● Problem to work on:
Scan the entries below. Report each line where the string "magenta" occurs.

● Records from a data collection:
========================

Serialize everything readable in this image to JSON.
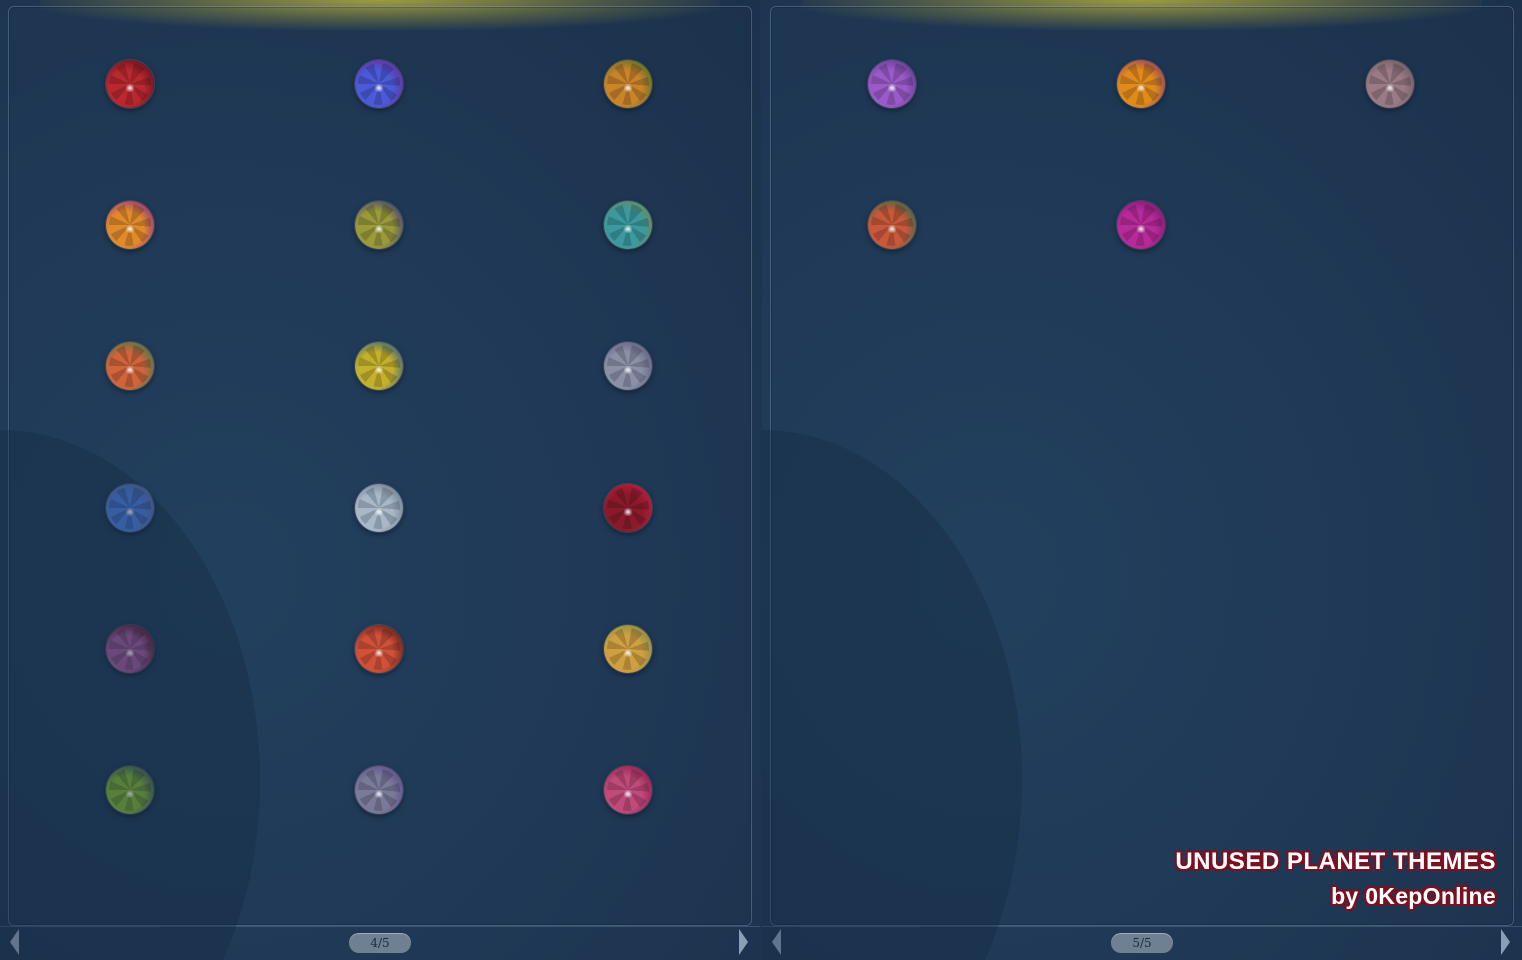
{
  "left_panel": {
    "page_indicator": "4/5",
    "planets": [
      {
        "theme": "crimson",
        "core": "#b8282e",
        "rim": "#5c1020"
      },
      {
        "theme": "violet-blue",
        "core": "#4a5ad8",
        "rim": "#6a2a90"
      },
      {
        "theme": "amber-green",
        "core": "#c9832a",
        "rim": "#4e6a2a"
      },
      {
        "theme": "orange-magenta",
        "core": "#e08a2a",
        "rim": "#8a2a8a"
      },
      {
        "theme": "olive-indigo",
        "core": "#9a9a3a",
        "rim": "#3a3a7a"
      },
      {
        "theme": "teal-sand",
        "core": "#3a9aa0",
        "rim": "#6a8a5a"
      },
      {
        "theme": "coral-green",
        "core": "#d0643a",
        "rim": "#3a7a4a"
      },
      {
        "theme": "gold-blue",
        "core": "#c4b02a",
        "rim": "#2a5a8a"
      },
      {
        "theme": "slate-lilac",
        "core": "#8a90a8",
        "rim": "#5a5a7a"
      },
      {
        "theme": "azure",
        "core": "#4a7ad8",
        "rim": "#5a6a9a"
      },
      {
        "theme": "ice-grey",
        "core": "#a8b8c8",
        "rim": "#6a7a8a"
      },
      {
        "theme": "blood-red",
        "core": "#8a1a2a",
        "rim": "#c02040"
      },
      {
        "theme": "dark-orchid",
        "core": "#9a5a9a",
        "rim": "#4a1020"
      },
      {
        "theme": "ember",
        "core": "#d0503a",
        "rim": "#5a1a1a"
      },
      {
        "theme": "honey-sage",
        "core": "#d0a040",
        "rim": "#7a8a4a"
      },
      {
        "theme": "lime-slate",
        "core": "#7aae3a",
        "rim": "#3a4a6a"
      },
      {
        "theme": "dusk-rose",
        "core": "#7a7a9a",
        "rim": "#5a4a8a"
      },
      {
        "theme": "rose-magenta",
        "core": "#c04a7a",
        "rim": "#8a1a4a"
      }
    ]
  },
  "right_panel": {
    "page_indicator": "5/5",
    "planets": [
      {
        "theme": "lavender",
        "core": "#9a5ac8",
        "rim": "#5a3a8a"
      },
      {
        "theme": "tangerine",
        "core": "#e08a1a",
        "rim": "#8a3a6a"
      },
      {
        "theme": "mauve-stone",
        "core": "#9a7a84",
        "rim": "#6a5a62"
      },
      {
        "theme": "terracotta-jade",
        "core": "#c8583a",
        "rim": "#2a6a4a"
      },
      {
        "theme": "fuchsia",
        "core": "#b82a9a",
        "rim": "#7a1a6a"
      }
    ]
  },
  "credits": {
    "title": "UNUSED PLANET THEMES",
    "byline": "by 0KepOnline"
  }
}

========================

● Written answer:
        "theme": "orange-magenta",
        "theme": "rose-magenta",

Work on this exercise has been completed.